Suffice it to say, this suggest that performing RH only in patients with cervical involvement cannot guarantee the complete eradication of possible parametrial involvement. In addition, it is very likely that we may have 'cut through' the invaded parametrium in stage II patients who underwent EH even though it was not revealed by pathology because there was no direct connection between the invaded cervical stroma and parametrium itself. Even acknowledging that occult parametrial spread had existed, our data showed that no recurrences occurred in patients who only underwent EH followed by adjuvant radiation and thus, it suggests that occult parametrial metastasis in patients with no gross extrauterine spread can be successfully controlled by radiation therapy.
We could not evaluate the value of RH in patients with stage III or over because their survival outcome is much likely to be influenced by variables other than parametrial involvement, i.e., lymph node status, extent of tumor spread, different treatment strategy to the recurred patients, etc. We did not overcome the limitations of retrospective analysis, i.e., lack of verifying the actually performed surgical extent, lack of centralization of pathologic review, and limited number of cases. Nonetheless, we cautiously suggest that routine RH in patients with cervical invasion and having no grossly positive extrauterine spread should be reappraised and that these patients are worthy of consideration for less radical surgery performed in conjunction with pelvic and paraaortic lymphadenectomy considering the low rate of parametrial involvement, inaccurate preoperative prediction, high post operative morbidity, and successful control through adjuvant radiation.

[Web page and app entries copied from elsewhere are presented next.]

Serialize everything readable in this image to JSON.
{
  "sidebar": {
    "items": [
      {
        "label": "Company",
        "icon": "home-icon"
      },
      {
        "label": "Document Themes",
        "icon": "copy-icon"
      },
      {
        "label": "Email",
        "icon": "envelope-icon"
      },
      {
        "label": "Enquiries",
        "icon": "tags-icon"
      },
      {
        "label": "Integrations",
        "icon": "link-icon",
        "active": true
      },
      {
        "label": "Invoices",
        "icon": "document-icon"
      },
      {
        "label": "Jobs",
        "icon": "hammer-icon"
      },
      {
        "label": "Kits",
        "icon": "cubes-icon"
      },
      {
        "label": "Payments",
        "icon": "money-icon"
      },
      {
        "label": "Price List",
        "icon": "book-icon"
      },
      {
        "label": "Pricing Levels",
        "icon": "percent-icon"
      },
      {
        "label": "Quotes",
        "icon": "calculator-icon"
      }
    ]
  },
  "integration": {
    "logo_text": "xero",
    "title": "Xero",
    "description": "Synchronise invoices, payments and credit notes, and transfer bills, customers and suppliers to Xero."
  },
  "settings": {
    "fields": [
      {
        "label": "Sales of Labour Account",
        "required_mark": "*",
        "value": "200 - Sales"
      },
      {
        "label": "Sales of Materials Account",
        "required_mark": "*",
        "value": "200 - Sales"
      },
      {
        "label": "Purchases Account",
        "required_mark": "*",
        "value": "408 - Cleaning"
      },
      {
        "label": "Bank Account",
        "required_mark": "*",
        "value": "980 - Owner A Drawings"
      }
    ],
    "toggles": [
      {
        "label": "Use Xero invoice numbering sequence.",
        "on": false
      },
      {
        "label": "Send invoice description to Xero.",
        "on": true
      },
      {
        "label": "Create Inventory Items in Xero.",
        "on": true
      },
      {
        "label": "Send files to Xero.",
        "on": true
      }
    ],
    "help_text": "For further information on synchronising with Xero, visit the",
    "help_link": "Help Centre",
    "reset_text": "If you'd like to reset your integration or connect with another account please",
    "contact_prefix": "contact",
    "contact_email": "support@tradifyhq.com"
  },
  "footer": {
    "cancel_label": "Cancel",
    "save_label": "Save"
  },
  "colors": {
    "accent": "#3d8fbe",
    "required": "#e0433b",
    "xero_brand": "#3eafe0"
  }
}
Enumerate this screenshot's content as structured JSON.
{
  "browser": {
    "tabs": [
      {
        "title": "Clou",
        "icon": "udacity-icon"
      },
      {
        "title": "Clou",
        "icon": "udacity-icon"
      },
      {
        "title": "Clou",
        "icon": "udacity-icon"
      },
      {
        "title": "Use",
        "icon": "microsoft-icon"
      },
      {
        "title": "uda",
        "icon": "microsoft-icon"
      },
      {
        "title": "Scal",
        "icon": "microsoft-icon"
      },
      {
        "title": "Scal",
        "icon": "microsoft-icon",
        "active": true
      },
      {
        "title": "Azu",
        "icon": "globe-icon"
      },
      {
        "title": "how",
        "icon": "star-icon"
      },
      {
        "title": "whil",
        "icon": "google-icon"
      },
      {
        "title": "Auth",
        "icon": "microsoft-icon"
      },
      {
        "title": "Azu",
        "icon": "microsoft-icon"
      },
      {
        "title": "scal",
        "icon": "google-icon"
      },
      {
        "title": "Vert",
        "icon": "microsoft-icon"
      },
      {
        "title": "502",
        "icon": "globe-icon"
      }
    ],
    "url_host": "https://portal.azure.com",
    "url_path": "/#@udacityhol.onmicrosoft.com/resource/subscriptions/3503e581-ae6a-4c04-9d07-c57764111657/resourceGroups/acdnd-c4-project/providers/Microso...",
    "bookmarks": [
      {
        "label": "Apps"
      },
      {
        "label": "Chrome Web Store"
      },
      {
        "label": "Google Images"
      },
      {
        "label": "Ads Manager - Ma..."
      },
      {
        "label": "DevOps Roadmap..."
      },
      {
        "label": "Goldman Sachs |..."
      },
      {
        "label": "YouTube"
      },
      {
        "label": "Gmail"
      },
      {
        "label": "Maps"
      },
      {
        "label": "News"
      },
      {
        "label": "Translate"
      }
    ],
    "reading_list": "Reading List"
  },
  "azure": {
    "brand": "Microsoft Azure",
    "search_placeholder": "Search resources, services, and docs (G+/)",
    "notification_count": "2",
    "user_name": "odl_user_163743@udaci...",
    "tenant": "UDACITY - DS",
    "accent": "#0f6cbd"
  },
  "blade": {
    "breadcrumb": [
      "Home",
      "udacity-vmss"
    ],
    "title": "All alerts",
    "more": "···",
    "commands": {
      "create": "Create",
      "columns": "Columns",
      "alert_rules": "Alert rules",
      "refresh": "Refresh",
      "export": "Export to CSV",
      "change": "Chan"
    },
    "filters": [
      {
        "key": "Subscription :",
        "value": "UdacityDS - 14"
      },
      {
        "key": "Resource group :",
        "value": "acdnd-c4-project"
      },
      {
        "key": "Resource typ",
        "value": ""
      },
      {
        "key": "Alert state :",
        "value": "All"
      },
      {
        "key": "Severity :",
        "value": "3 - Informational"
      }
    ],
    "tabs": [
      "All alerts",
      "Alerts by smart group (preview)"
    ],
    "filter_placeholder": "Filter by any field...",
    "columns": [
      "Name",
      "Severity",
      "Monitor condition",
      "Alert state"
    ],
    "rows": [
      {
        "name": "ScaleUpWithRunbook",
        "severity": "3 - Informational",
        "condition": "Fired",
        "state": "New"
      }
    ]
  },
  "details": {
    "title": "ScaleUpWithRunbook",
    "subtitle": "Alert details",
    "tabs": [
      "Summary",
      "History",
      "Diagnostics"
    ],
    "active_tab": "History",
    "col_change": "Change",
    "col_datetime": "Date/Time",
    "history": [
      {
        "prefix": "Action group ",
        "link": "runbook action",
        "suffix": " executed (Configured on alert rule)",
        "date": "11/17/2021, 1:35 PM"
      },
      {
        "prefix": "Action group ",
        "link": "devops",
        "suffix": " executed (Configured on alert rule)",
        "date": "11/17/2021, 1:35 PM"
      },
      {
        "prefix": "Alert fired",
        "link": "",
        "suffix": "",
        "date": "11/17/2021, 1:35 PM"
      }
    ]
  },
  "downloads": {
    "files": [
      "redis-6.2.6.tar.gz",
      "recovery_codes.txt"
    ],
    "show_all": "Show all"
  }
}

Since this is an area of continued debate and a principal shift from our current practice and attitudes, a randomized study would be required to define the low-risk population that would have a modification of the extent of parametrial resection performed. In this regards, we can conclude that the real value of RH in endometrial cancer patients with suspicious cervical involvement can be evaluated by performing a large scaled randomized controlled study comparing the survival and quality of life between the group who underwent RH only or followed by tailored adjuvant radiation and the group with EH and routine adjuvant radiation therapy.
This study was supported by a grant of the Korea Health 21 R&D Project, Ministry of Health & Welfare, Republic of Korea (0412-CR01-0704-0001)